* **SUPPLIED ENTRIES**
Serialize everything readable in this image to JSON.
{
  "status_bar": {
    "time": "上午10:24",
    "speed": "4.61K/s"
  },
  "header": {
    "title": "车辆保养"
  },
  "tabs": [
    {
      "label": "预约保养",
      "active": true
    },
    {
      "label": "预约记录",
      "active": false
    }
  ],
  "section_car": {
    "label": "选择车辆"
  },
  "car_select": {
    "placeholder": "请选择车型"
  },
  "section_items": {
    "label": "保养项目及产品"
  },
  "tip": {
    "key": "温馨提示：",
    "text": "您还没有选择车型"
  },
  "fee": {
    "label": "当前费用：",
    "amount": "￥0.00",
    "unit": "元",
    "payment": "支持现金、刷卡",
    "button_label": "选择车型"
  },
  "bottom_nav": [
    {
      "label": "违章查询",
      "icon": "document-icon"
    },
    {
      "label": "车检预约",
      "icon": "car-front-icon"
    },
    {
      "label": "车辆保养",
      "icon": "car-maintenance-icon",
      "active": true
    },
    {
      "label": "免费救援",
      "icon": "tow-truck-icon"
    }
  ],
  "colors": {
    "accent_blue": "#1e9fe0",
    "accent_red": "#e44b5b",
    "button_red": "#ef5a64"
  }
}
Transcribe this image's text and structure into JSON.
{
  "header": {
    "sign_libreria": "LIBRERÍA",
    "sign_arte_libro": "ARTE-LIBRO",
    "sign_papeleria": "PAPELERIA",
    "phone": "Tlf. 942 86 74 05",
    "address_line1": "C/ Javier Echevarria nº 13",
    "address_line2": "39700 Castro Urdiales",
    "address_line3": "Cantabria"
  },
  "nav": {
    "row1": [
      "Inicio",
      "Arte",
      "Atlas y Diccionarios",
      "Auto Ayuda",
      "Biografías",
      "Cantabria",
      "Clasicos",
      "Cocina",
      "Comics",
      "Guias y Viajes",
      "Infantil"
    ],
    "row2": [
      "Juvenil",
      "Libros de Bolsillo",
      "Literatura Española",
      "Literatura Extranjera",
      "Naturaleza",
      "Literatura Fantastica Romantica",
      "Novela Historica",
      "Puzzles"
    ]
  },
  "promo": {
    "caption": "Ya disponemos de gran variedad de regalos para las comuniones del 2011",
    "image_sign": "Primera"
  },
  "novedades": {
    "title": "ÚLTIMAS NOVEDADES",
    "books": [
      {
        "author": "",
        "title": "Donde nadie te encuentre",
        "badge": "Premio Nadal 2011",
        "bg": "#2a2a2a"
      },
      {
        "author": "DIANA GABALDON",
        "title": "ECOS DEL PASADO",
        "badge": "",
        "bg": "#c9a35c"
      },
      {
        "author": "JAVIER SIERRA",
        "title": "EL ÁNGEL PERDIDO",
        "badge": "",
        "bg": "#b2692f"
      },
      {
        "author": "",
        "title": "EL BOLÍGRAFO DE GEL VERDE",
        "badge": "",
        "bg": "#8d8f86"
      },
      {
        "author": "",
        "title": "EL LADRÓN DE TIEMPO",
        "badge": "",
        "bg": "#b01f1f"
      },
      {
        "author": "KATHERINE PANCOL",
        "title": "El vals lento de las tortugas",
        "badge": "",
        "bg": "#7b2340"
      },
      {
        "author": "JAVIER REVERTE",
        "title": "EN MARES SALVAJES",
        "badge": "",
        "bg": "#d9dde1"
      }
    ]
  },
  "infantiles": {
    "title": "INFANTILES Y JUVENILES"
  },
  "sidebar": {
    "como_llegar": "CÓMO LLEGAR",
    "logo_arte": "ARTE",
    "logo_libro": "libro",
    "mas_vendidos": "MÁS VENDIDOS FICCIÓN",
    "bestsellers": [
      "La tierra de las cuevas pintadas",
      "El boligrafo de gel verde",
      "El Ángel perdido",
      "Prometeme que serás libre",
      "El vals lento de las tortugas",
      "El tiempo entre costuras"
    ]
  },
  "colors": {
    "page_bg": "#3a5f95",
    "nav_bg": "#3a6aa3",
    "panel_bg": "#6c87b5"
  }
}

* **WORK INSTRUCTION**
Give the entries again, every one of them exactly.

* **RESULT BELOW**
Serialize everything readable in this image to JSON.
{
  "status_bar": {
    "time": "上午10:24",
    "speed": "4.61K/s"
  },
  "header": {
    "title": "车辆保养"
  },
  "tabs": [
    {
      "label": "预约保养",
      "active": true
    },
    {
      "label": "预约记录",
      "active": false
    }
  ],
  "section_car": {
    "label": "选择车辆"
  },
  "car_select": {
    "placeholder": "请选择车型"
  },
  "section_items": {
    "label": "保养项目及产品"
  },
  "tip": {
    "key": "温馨提示：",
    "text": "您还没有选择车型"
  },
  "fee": {
    "label": "当前费用：",
    "amount": "￥0.00",
    "unit": "元",
    "payment": "支持现金、刷卡",
    "button_label": "选择车型"
  },
  "bottom_nav": [
    {
      "label": "违章查询",
      "icon": "document-icon"
    },
    {
      "label": "车检预约",
      "icon": "car-front-icon"
    },
    {
      "label": "车辆保养",
      "icon": "car-maintenance-icon",
      "active": true
    },
    {
      "label": "免费救援",
      "icon": "tow-truck-icon"
    }
  ],
  "colors": {
    "accent_blue": "#1e9fe0",
    "accent_red": "#e44b5b",
    "button_red": "#ef5a64"
  }
}
Transcribe this image's text and structure into JSON.
{
  "header": {
    "sign_libreria": "LIBRERÍA",
    "sign_arte_libro": "ARTE-LIBRO",
    "sign_papeleria": "PAPELERIA",
    "phone": "Tlf. 942 86 74 05",
    "address_line1": "C/ Javier Echevarria nº 13",
    "address_line2": "39700 Castro Urdiales",
    "address_line3": "Cantabria"
  },
  "nav": {
    "row1": [
      "Inicio",
      "Arte",
      "Atlas y Diccionarios",
      "Auto Ayuda",
      "Biografías",
      "Cantabria",
      "Clasicos",
      "Cocina",
      "Comics",
      "Guias y Viajes",
      "Infantil"
    ],
    "row2": [
      "Juvenil",
      "Libros de Bolsillo",
      "Literatura Española",
      "Literatura Extranjera",
      "Naturaleza",
      "Literatura Fantastica Romantica",
      "Novela Historica",
      "Puzzles"
    ]
  },
  "promo": {
    "caption": "Ya disponemos de gran variedad de regalos para las comuniones del 2011",
    "image_sign": "Primera"
  },
  "novedades": {
    "title": "ÚLTIMAS NOVEDADES",
    "books": [
      {
        "author": "",
        "title": "Donde nadie te encuentre",
        "badge": "Premio Nadal 2011",
        "bg": "#2a2a2a"
      },
      {
        "author": "DIANA GABALDON",
        "title": "ECOS DEL PASADO",
        "badge": "",
        "bg": "#c9a35c"
      },
      {
        "author": "JAVIER SIERRA",
        "title": "EL ÁNGEL PERDIDO",
        "badge": "",
        "bg": "#b2692f"
      },
      {
        "author": "",
        "title": "EL BOLÍGRAFO DE GEL VERDE",
        "badge": "",
        "bg": "#8d8f86"
      },
      {
        "author": "",
        "title": "EL LADRÓN DE TIEMPO",
        "badge": "",
        "bg": "#b01f1f"
      },
      {
        "author": "KATHERINE PANCOL",
        "title": "El vals lento de las tortugas",
        "badge": "",
        "bg": "#7b2340"
      },
      {
        "author": "JAVIER REVERTE",
        "title": "EN MARES SALVAJES",
        "badge": "",
        "bg": "#d9dde1"
      }
    ]
  },
  "infantiles": {
    "title": "INFANTILES Y JUVENILES"
  },
  "sidebar": {
    "como_llegar": "CÓMO LLEGAR",
    "logo_arte": "ARTE",
    "logo_libro": "libro",
    "mas_vendidos": "MÁS VENDIDOS FICCIÓN",
    "bestsellers": [
      "La tierra de las cuevas pintadas",
      "El boligrafo de gel verde",
      "El Ángel perdido",
      "Prometeme que serás libre",
      "El vals lento de las tortugas",
      "El tiempo entre costuras"
    ]
  },
  "colors": {
    "page_bg": "#3a5f95",
    "nav_bg": "#3a6aa3",
    "panel_bg": "#6c87b5"
  }
}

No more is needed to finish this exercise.